The town of Kerava wants to be the first town free from plastic bags in Finland and Europe. Its partner in the project is the Finnish Paptic company, whose innovative wood-fibre material was developed to replace plastic bags and packaging plastics.
This week, residents of Kerava found in their post boxes a light-coloured bag the size and feel of a paper carrier bag. The accompanying text asked them to fold it up in their coat pocket and use it repeatedly – and thus contribute to making a better future.
Ultimately, the bag made of the Paptic material can be recycled as cardboard. It is sturdier than a paper bag, and the material is also water-resistant. The innovation was originally created in response to the increase of plastic waste in oceans, which has become a serious environmental threat.
“Consumers want to use sustainable alternatives, as long as they are made aware of them,” says Esa Torniainen, CBDO & Co-Founder of Paptic Ltd.
“The Plastic Bag Free Kerava project is a wonderful application of the idea ‘Think globally – act locally’, by informing the townspeople about the options available.”
The bag asks you when you will become plastic
The Plastic Bag Free Kerava project was started in November 2018, receiving a great deal of publicity both in Finland and abroad. Kerava, situated on the fringes of the Helsinki Metropolitan area and with a population of 37,000, wants to be known not only for its Circus Market and Garlic Festival, but also for being ecological.
Among other things, workshops for sewing reusable carrier bags have been arranged in Kerava. Many shops have completely stopped providing plastic bags at checkouts, and the residents have been encouraged to talk about eliminating plastics.
“Plastic bag free Kerava actually transcends its original idea in that it leads to broader debate on the present state and future directions of environmental and climate issues.
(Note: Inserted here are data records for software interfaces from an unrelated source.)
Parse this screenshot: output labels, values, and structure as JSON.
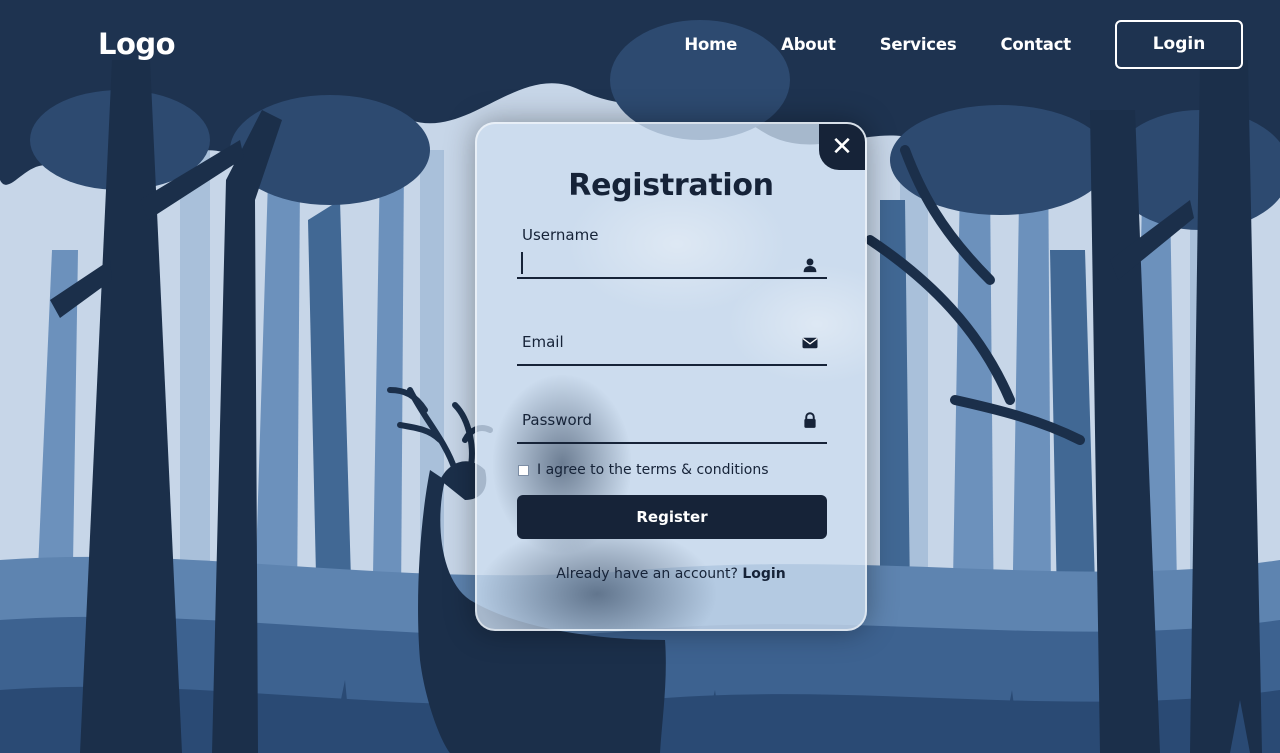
{
  "header": {
    "logo": "Logo",
    "nav": [
      "Home",
      "About",
      "Services",
      "Contact"
    ],
    "login_button": "Login"
  },
  "form": {
    "title": "Registration",
    "close_glyph": "✕",
    "fields": [
      {
        "label": "Username",
        "icon": "person-icon",
        "value": ""
      },
      {
        "label": "Email",
        "icon": "mail-icon",
        "value": ""
      },
      {
        "label": "Password",
        "icon": "lock-icon",
        "value": ""
      }
    ],
    "terms_text": "I agree to the terms & conditions",
    "terms_checked": false,
    "register_button": "Register",
    "account_prompt": "Already have an account?",
    "login_link": "Login"
  },
  "colors": {
    "dark_navy": "#162338",
    "sky": "#c7d6e8",
    "text_white": "#ffffff"
  }
}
As a result, people may think about their personal choices and start making better ones,” says graffiti artist Jouni Väänänen.
Väänänen has designed the ’When will you become plastic’ graffiti on the bag. The question refers to a calculation by the WWF, according to which we swallow and inhale up to 5 grams of micro plastic every week.
Recyclability of material is essential
According to the project, the concept created within it is easy to implement in other towns and cities or locally by shopping malls, for example. The main aim is to reduce plastic waste by doing something concrete. The project poster states that in Finland alone, 300 million plastic carrier bags and 900 million thin bags for fruit and vegetables are consumed.
“As we began implementing this project, I thought it self-evident that we would collaborate with Paptic in the course of it. It is great that we can present Kerava residents with an option that is easily recyclable and can be re-used many times,” says Mari Granström, founder and leader of the project, who has made her career with biochemicals and circular economy.
Granström has succeeded in involving quite a number of the companies in Kerava with the project. Some of the partners are WWF Finland, Posti, Alko and the major retail chains HOK-Elanto and Kesko, as well as the local theatre, a media company and the Evangelical-Lutheran parish.
The Sokos department stores have changed over to using Paptic carrier bags. They wish to pilot the replacement of plastic carrier bags with bags made of renewable materials. The world-famous Galeries Lafayette in France have also started using bags made of material manufactured by Paptic.
Esa Torniainen from Paptic truly believes that the Paptic bags will be re-used multiple times, since the material is foldable and durable and resembles textile material in its functionality.
“In terms of energy consumption per times used, a Paptic bag is absolutely superior to plastic bags,” Torniainen notes.
Still, he wants to point out that energy consumption is not the only aspect to bear in mind. Another essential thing is the recyclability of the material. Being wood-based, Paptic bags may be composted industrially.
“Even if you throw it out by the wayside, it will definitely decompose faster than a plastic bag,” Torniainen promises.